Boston (47-23) has now lost three of its last four games, while the Pelicans (40-30) are hoping Sunday’s victory will jumpstart them after losing four of their previous five games prior to Sunday night’s victory. 

The game’s turning point came in the fourth quarter when Boston’s Abdel Nader was fouled on a 3-point attempt with Boston trailing 82-76. 

On the play, New Orleans head coach Alvin Gentry was whistled for a technical foul. 

Nader, a 72.0 percent free throw shooter this season, missed all four – yes, all four – free throws.

New Orleans responded with a 10-3 run and their control of the game was never an issue afterwards.

It was indeed a tale of two different halves as New Orleans opened the third quarter with an 11-3 run to lead 58-52. 

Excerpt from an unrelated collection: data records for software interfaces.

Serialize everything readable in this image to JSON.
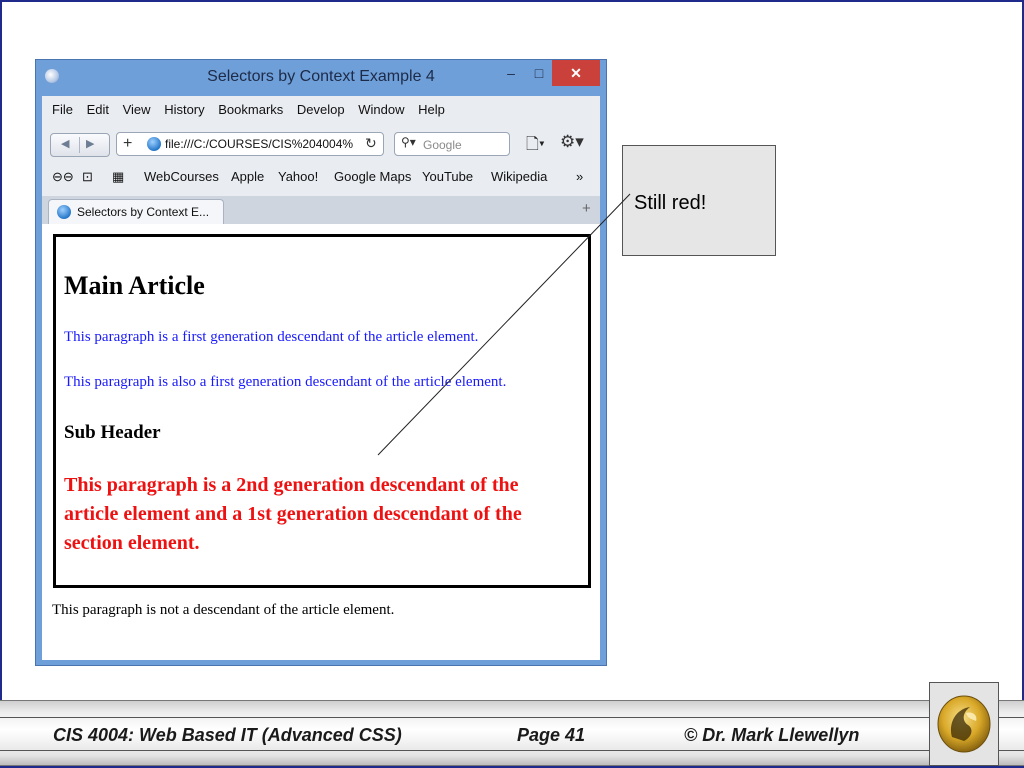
{
  "browser": {
    "title": "Selectors by Context Example 4",
    "controls": {
      "minimize": "–",
      "maximize": "□",
      "close": "✕"
    },
    "menu": [
      "File",
      "Edit",
      "View",
      "History",
      "Bookmarks",
      "Develop",
      "Window",
      "Help"
    ],
    "nav": {
      "back": "◀",
      "forward": "▶",
      "add": "+",
      "reload": "↻"
    },
    "url": "file:///C:/COURSES/CIS%204004%",
    "search_placeholder": "Google",
    "bookmarks": [
      "WebCourses",
      "Apple",
      "Yahoo!",
      "Google Maps",
      "YouTube",
      "Wikipedia"
    ],
    "bookmark_icons": {
      "reader": "⊖⊖",
      "book": "⊡",
      "grid": "▦",
      "more": "»"
    },
    "tab": {
      "label": "Selectors by Context E...",
      "new_tab": "+"
    }
  },
  "page": {
    "heading": "Main Article",
    "para1": "This paragraph is a first generation descendant of the article element.",
    "para2": "This paragraph is also a first generation descendant of the article element.",
    "subheader": "Sub Header",
    "para3": "This paragraph is a 2nd generation descendant of the article element and a 1st generation descendant of the section element.",
    "outside": "This paragraph is not a descendant of the article element.",
    "colors": {
      "blue_text": "#1a1aff",
      "red_text": "#ee1111"
    }
  },
  "callout": {
    "text": "Still red!"
  },
  "footer": {
    "course": "CIS 4004: Web Based IT (Advanced CSS)",
    "page": "Page 41",
    "author": "© Dr. Mark Llewellyn"
  }
}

The Pelicans continued to soldier on as their lead peaked at 11 points following a free throw by Davis made it a 76-65 game. 

Boston was able to cut into New Orleans’ lead but still trailed 82-76 going into the fourth quarter.

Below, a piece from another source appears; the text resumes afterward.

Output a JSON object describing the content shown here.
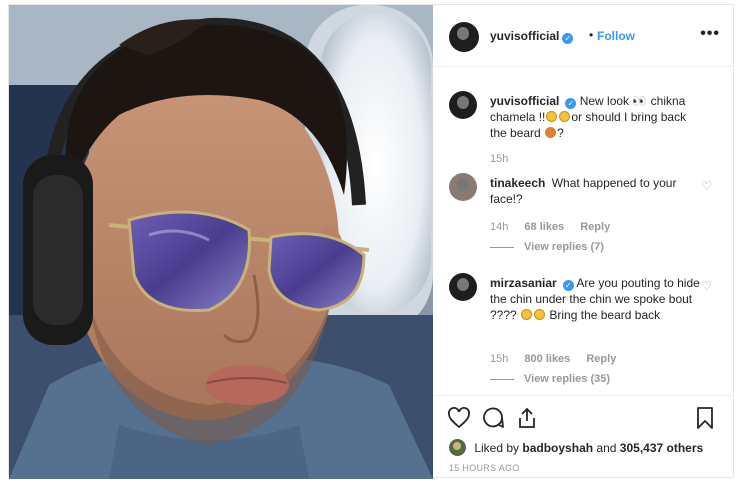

The ending was in stark contrast to how the night began for Boston.

The Celtics continued their run of strong starts to games, with an 8-0 run which sucked for the New Orleans Pelicans fans who stood on their feet until New Orleans finally scored on a lay-up by ex-Celtic Rajon Rondo with 8:35 to play in the first.

That would be the catalyst for a much-needed spurt by the Pelicans which brought then within 10-8. 

But Boston didn’t waste any time putting some distance between the team and New Orleans as the Celtics maintained a comfortable 28-20 lead at the end of the first quarter which extended Boston’s run of leads after one quarter of play, to nine in a row and 11 of the last 12.

The second quarter proved to be a much tighter affair for the Celtics as the Pelicans took their first lead of the game, 43-42, on a lob dunk by Davis. 

New Orleans lead didn’t last long as Boston closed out the quarter by scoring seven of the game’s last 11 points to lead 49-47 at the half. 

Despite having a patchwork lineup because of injuries, Boston still managed to spend most of the game playing with a lead. Fill-in starter Marcus Morris was a matchup nightmare for the Pelicans as the 6-foot-9 forward had 14 points in the first half.

Boston also got a strong first half from Jayson Tatum who led all Celtics with 15 points in the first half, and a team-high 23 for the game.